Let’s start with the train schedule. It comprises 5 files: an HTML file for weekdays, an HTML file for Saturday, an HTML file for Sunday, a CSS file to style the tables, and a PNG for the iPhone icon. On the server, these all sit in the same directory, called
metra, and are linked to one another through relative addresses. For example, each of the HTML files has a line like this in its
<link rel="stylesheet" type="text/css" media="all" href="metra.css" />
which loads the external CSS stylesheet. After making a copy on my iMac’s hard drive, I used Files to copy the
metra directory and its contents to my iPhone.
I then opened the
metra directory and tapped the
mf.html file to view the weekday schedule.
I confess I was somewhat surprised to see the schedule displayed just as it was when accessed from the server through Mobile Safari. I thought the viewer in Files wouldn’t be able to “find” the external stylesheet.
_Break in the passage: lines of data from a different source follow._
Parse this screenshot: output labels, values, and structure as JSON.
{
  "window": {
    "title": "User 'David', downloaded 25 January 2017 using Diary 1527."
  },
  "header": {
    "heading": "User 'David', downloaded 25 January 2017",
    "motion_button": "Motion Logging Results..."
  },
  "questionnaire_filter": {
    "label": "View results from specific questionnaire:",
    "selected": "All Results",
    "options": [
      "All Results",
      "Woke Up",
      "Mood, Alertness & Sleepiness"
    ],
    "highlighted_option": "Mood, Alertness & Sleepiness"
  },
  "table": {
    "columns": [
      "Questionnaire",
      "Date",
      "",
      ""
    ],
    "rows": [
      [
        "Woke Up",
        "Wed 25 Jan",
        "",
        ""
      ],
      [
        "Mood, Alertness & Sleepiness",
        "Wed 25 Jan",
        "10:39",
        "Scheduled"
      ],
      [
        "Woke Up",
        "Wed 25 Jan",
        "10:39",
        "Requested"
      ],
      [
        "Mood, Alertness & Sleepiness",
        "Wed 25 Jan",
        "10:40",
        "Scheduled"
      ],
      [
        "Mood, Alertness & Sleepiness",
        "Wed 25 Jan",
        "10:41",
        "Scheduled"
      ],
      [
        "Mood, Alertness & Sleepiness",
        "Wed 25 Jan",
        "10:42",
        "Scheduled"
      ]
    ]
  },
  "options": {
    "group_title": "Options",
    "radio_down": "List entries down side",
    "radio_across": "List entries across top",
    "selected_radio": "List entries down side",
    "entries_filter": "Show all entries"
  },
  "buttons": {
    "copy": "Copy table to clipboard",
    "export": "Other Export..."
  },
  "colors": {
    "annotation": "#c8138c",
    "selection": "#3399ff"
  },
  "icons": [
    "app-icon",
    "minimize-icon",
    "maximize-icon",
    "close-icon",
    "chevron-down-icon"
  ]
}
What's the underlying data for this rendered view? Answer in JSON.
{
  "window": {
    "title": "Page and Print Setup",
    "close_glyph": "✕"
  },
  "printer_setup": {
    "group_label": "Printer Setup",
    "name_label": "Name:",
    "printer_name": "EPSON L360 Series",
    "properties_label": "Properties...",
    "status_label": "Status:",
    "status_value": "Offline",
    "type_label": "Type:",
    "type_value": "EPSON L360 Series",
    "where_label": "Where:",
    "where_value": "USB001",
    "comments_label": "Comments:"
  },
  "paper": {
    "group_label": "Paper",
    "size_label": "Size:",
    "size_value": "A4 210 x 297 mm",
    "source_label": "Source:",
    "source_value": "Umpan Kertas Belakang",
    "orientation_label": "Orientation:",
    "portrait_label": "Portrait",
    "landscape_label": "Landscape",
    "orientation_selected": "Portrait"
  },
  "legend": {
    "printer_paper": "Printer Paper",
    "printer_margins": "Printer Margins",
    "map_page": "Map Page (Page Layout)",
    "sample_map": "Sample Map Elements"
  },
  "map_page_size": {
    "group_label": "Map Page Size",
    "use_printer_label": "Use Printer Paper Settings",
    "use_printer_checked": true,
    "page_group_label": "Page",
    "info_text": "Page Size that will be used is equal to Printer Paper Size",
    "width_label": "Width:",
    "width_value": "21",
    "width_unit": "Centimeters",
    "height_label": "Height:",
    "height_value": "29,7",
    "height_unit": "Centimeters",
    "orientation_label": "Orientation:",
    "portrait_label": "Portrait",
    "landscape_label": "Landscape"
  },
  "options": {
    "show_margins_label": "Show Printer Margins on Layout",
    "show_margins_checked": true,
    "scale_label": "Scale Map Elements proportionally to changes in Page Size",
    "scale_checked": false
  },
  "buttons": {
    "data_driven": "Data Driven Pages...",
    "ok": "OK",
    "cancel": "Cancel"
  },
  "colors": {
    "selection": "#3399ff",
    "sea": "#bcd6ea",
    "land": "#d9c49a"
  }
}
The links to the Saturday and Sunday schedule pages worked, too.
Basically, everything worked the way it would if the local files were on my iMac’s hard disk.
The HTML is in a file called
So jQuery and Prototype and other JS libraries used to make complicated web apps could also be used to make complicated local apps.
One downside is that the user interface that Olive Tree has chosen for Files gets in the way of interactive HTML pages. The semi-transparent navigation controls at the top and bottom of the screen fade away, like the controls in the DVD Player application. A tap on the screen brings them back.
The no-controls look great for viewing PDFs and other non-interactive documents, because it gives you the whole screen for content. Unfortunately, interactive documents rely on screen taps, so the controls keep appearing and disappearing, blocking not only your view but your ability to tap on links and other page elements near the top and bottom.
So, although I love Files for viewing PDFs, I’m in the market for another transfer-and-view utility for working with HTML files. If you know of one that has permanent controls, shoot me an email and tell me about it.
In summary, I see two uses for this desktop-like behavior:
- Long, complicated hypertext document collections stored locally on the iPhone. I can imagine students who put their class notes in, say, VoodooPad, exporting the notes as HTML and putting them on their iPhone for studying on the go.